As quietly as possible, make my entrance and join in ("oh god, now I'm THAT person. You know. The late one). Of course, I've been running around like a maniac and my adrenaline is pumping like crazy so I sound like an opera singer with a horrific respiratory infection. Finally, I can make my way to an open space and quietly roll out my mat. As I join in the practice I'm still pealing layers (one sock, then the other, one leg warmer, then the other, now the extra shirt, now pull the hair back...) and trying to get my breath back under control.

Now as we really start to flow, since I haven't practiced in awhile I feel as though I'm either carrying an extra one million pounds or that I'm moving through mud. Everything is hard. Everything feels like it's taking more effort than I could possibly give. "Why the hell did I do this today?!" I start to ask myself.

Breathe in. Breathe out. Step the right foot forward. It takes some time, but something starts to shift.

And then the end comes. And as I bow forward to offer up my practice I remember why the hell I did this today.

And then it's time to get back in the car and drive home back to the every day.

Sound familiar? I've been to a good number of yoga classes in my life. And even the ones that, in my mind, weren't so great for whatever reason? I still feel that moment of openness, space and clarity at the end. I still feel that incredible shift that says "This is a good thing to do for myself. I should do it more often."
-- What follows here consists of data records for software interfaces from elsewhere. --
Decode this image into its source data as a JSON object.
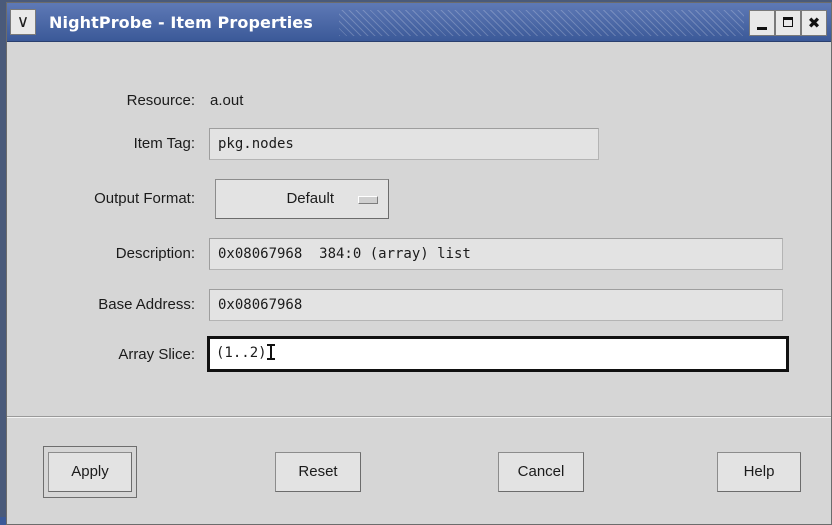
{
  "window": {
    "title": "NightProbe - Item Properties",
    "menu_icon": "chevron-down-icon",
    "controls": [
      "minimize-icon",
      "maximize-icon",
      "close-icon"
    ]
  },
  "form": {
    "resource": {
      "label": "Resource:",
      "value": "a.out"
    },
    "item_tag": {
      "label": "Item Tag:",
      "value": "pkg.nodes"
    },
    "output_format": {
      "label": "Output Format:",
      "value": "Default"
    },
    "description": {
      "label": "Description:",
      "value": "0x08067968  384:0 (array) list"
    },
    "base_address": {
      "label": "Base Address:",
      "value": "0x08067968"
    },
    "array_slice": {
      "label": "Array Slice:",
      "value": "(1..2)"
    }
  },
  "buttons": {
    "apply": "Apply",
    "reset": "Reset",
    "cancel": "Cancel",
    "help": "Help"
  }
}
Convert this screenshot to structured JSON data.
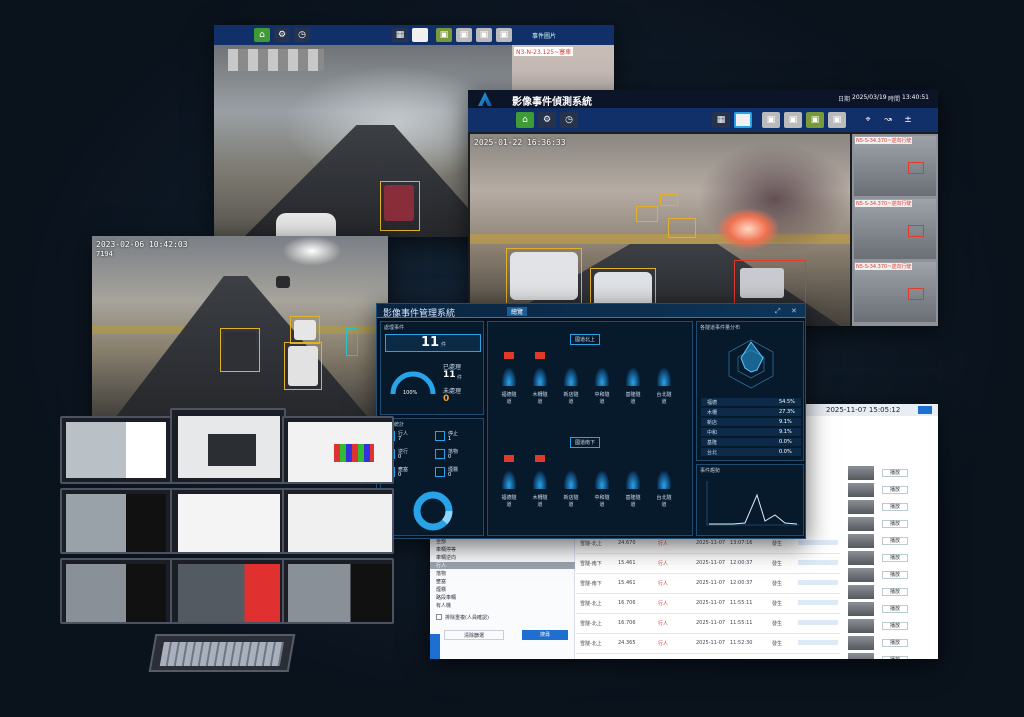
{
  "screen_a": {
    "event_panel_title": "事件圖片",
    "event_label": "N3-N-23.125~塞車"
  },
  "screen_b": {
    "title": "影像事件偵測系統",
    "date_label": "日期",
    "date_value": "2025/03/19",
    "time_label": "時間",
    "time_value": "13:40:51",
    "timestamp": "2025-01-22 16:36:33",
    "thumb_labels": [
      "N5-S-34.370~逆向行駛",
      "N5-S-34.370~逆向行駛",
      "N5-S-34.370~逆向行駛"
    ]
  },
  "screen_c": {
    "timestamp": "2023-02-06 10:42:03",
    "cam_id": "7194"
  },
  "screen_d": {
    "title": "影像事件管理系統",
    "tab": "總覽",
    "section_total": "處理事件",
    "total_value": "11",
    "total_unit": "件",
    "processed_label": "已處理",
    "processed_value": "11",
    "processed_unit": "件",
    "gauge_pct": "100%",
    "gauge_fraction": 1.0,
    "unprocessed_label": "未處理",
    "unprocessed_value": "0",
    "section_stats": "事件統計",
    "stat_items": [
      {
        "label": "行人",
        "value": "7"
      },
      {
        "label": "停止",
        "value": "1"
      },
      {
        "label": "逆行",
        "value": "0"
      },
      {
        "label": "落物",
        "value": "0"
      },
      {
        "label": "壅塞",
        "value": "0"
      },
      {
        "label": "煙霧",
        "value": "0"
      }
    ],
    "group1_title": "國道北上",
    "group2_title": "國道南下",
    "tunnels": [
      "福德隧道",
      "木柵隧道",
      "新店隧道",
      "中和隧道",
      "基隆隧道",
      "台北隧道"
    ],
    "radar_title": "各隧道事件量分布",
    "dist_rows": [
      {
        "name": "福德",
        "pct": "54.5%"
      },
      {
        "name": "木柵",
        "pct": "27.3%"
      },
      {
        "name": "新店",
        "pct": "9.1%"
      },
      {
        "name": "中和",
        "pct": "9.1%"
      },
      {
        "name": "基隆",
        "pct": "0.0%"
      },
      {
        "name": "台北",
        "pct": "0.0%"
      }
    ],
    "trend_title": "事件趨勢"
  },
  "screen_e": {
    "datetime": "2025-11-07 15:05:12",
    "sidebar_items": [
      "全部",
      "車輛停等",
      "車輛逆向",
      "行人",
      "落物",
      "壅塞",
      "煙霧",
      "路段車輛",
      "有人機"
    ],
    "checkbox_label": "排除重複(人員確認)",
    "clear_btn": "清除篩選",
    "search_btn": "搜尋",
    "rows": [
      {
        "loc": "雪隧-北上",
        "km": "24.670",
        "type": "行人",
        "date": "2025-11-07",
        "time": "13:07:16",
        "status": "發生"
      },
      {
        "loc": "雪隧-南下",
        "km": "15.461",
        "type": "行人",
        "date": "2025-11-07",
        "time": "12:00:37",
        "status": "發生"
      },
      {
        "loc": "雪隧-南下",
        "km": "15.461",
        "type": "行人",
        "date": "2025-11-07",
        "time": "12:00:37",
        "status": "發生"
      },
      {
        "loc": "雪隧-北上",
        "km": "16.706",
        "type": "行人",
        "date": "2025-11-07",
        "time": "11:55:11",
        "status": "發生"
      },
      {
        "loc": "雪隧-北上",
        "km": "16.706",
        "type": "行人",
        "date": "2025-11-07",
        "time": "11:55:11",
        "status": "發生"
      },
      {
        "loc": "雪隧-北上",
        "km": "24.365",
        "type": "行人",
        "date": "2025-11-07",
        "time": "11:52:30",
        "status": "發生"
      }
    ],
    "view_btn": "播放"
  },
  "colors": {
    "toolbar": "#11306a",
    "box": "#e3b02a",
    "alert": "#e13a2a",
    "accent": "#29a3e8"
  }
}
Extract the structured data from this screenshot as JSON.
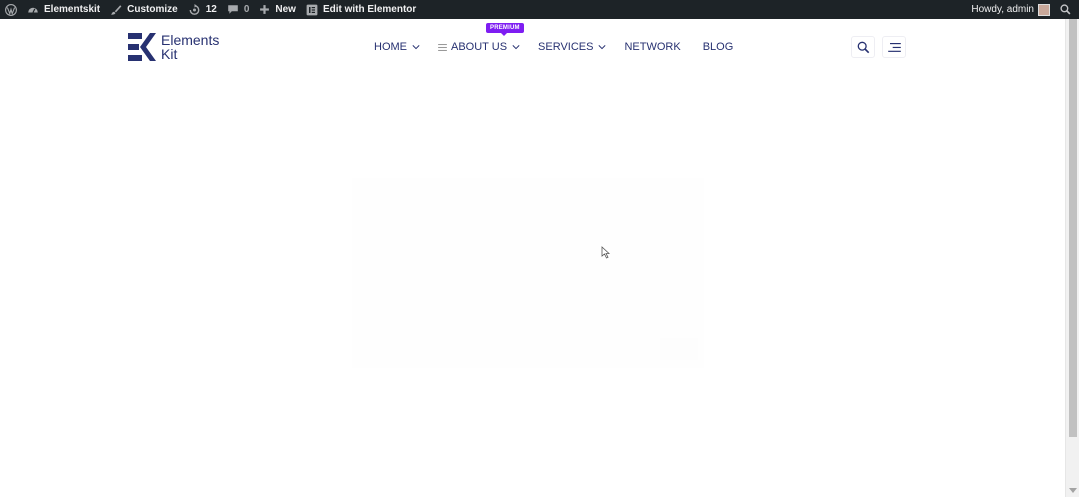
{
  "admin_bar": {
    "site_name": "Elementskit",
    "customize": "Customize",
    "updates_count": "12",
    "comments_count": "0",
    "new_label": "New",
    "edit_label": "Edit with Elementor",
    "greeting": "Howdy, admin"
  },
  "header": {
    "logo_line1": "Elements",
    "logo_line2": "Kit",
    "nav": [
      {
        "label": "HOME"
      },
      {
        "label": "ABOUT US",
        "badge": "PREMIUM"
      },
      {
        "label": "SERVICES"
      },
      {
        "label": "NETWORK"
      },
      {
        "label": "BLOG"
      }
    ]
  },
  "icons": {
    "wp_logo": "wordpress-icon",
    "dashboard": "dashboard-icon",
    "brush": "brush-icon",
    "updates": "updates-icon",
    "comment": "comment-icon",
    "plus": "plus-icon",
    "elementor": "elementor-icon",
    "search": "search-icon",
    "menu": "hamburger-icon"
  },
  "colors": {
    "admin_bar_bg": "#1d2327",
    "brand": "#273171",
    "badge": "#7e1df2"
  }
}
So then the question becomes, how do I make space in my life to get on the mat and practice?

My story above gives you a couple of strategies that may help. Let me make them more obvious:

1. SCHEDULE YOUR PRACTICE TIME LIKE ANY OTHER APPOINTMENT. This includes group classes, home practice and really, any other self care you need. If you make an appointment to go to the doctor you don't just say to yourself 10 minutes before it, "Eh. I don't feel like it today. I think I'll pass." You go. Because you've made a commitment to yourself and to that other person. What commitment could be more important than the one you make to yourself? So you have to decide, is getting to yoga an important part of your commitment to yourself? If the answer is yes than schedule your yoga appointment! I like to sit down with my calendar on Sunday evenings and look through my week and put my yoga class on my schedule. Then I know that time is "booked" and I can't schedule anything else during that time. Of course, life happens and sometimes the universe has other plans, but if you get in this habit you are much more likely to make the time you need to get yourself to class.

2. USE TECHNOLOGY TO YOUR ADVANTAGE. Do you have a To Do list (I love the Wunderlist app)? Maybe you put your class on your To Do list for the day or set yourself a reminder about your class. Just about everyone has some kind of alarm on their phone, computer, microwave or what have you these days. Do you find yourself rushing out the door at the last second? Set an alarm 15 min. (or more) before you have to leave. Give yourself that bit of time to wrap up whatever you were doing and get yourself out the door. In my story above I was still technically late, but I would have been a lot later if I hadn't set my alarm!

3. REMEMBER WHAT IT FEELS LIKE WHEN YOU TAKE THIS TIME FOR YOURSELF. The next time your in class and you find yourself at the end, maybe just take a moment to take a few last deep breaths and savor the feeling you have. That feeling of shift. That feeling of accomplishment. That feeling of joy and wonder at how your body has served you and how you have served it by making the time to nourish it in this most amazing way. Hold that in your mind and draw upon it the next time you just don't feel like getting off the couch. And when you do get off the couch, give yourself a little pat on the back. It isn't easy, but you did it! Good for you!!

Obviously, no one is perfect and certainly not me! I (obviously!) still have my days of struggle to get on the mat. But these little steps have made it easier for me to find the space in my day to make it happen. I hope they help you too.

Did you enjoy this article? Have another strategy that works for you that you'd like to share? Leave it in the comments! I'd love to hear from you!

See you in class!